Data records

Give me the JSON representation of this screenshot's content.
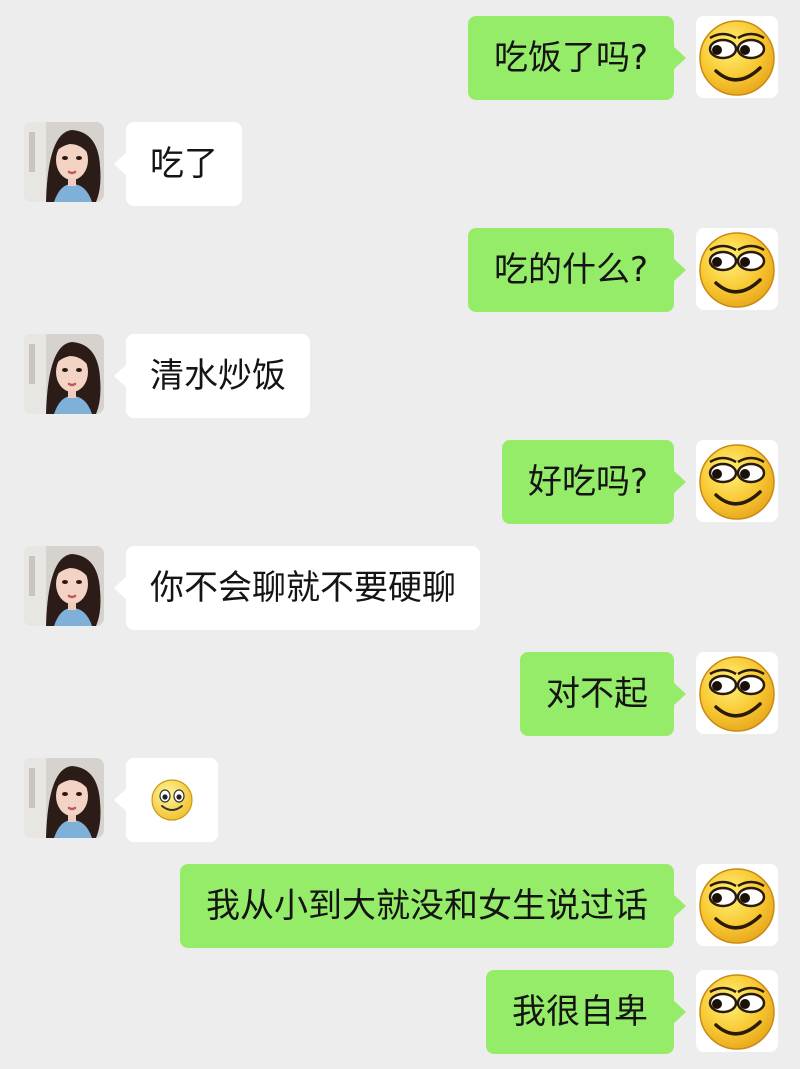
{
  "chat": {
    "messages": [
      {
        "from": "me",
        "text": "吃饭了吗?"
      },
      {
        "from": "her",
        "text": "吃了"
      },
      {
        "from": "me",
        "text": "吃的什么?"
      },
      {
        "from": "her",
        "text": "清水炒饭"
      },
      {
        "from": "me",
        "text": "好吃吗?"
      },
      {
        "from": "her",
        "text": "你不会聊就不要硬聊"
      },
      {
        "from": "me",
        "text": "对不起"
      },
      {
        "from": "her",
        "emoji": "smile-emoji"
      },
      {
        "from": "me",
        "text": "我从小到大就没和女生说过话"
      },
      {
        "from": "me",
        "text": "我很自卑"
      }
    ]
  },
  "colors": {
    "background": "#ededed",
    "my_bubble": "#95ec69",
    "her_bubble": "#ffffff",
    "text": "#141414"
  },
  "icons": {
    "my_avatar": "smirk-emoji-avatar",
    "her_avatar": "girl-portrait-avatar"
  }
}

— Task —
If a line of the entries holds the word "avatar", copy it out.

— Exercise solution —
    "my_avatar": "smirk-emoji-avatar",
    "her_avatar": "girl-portrait-avatar"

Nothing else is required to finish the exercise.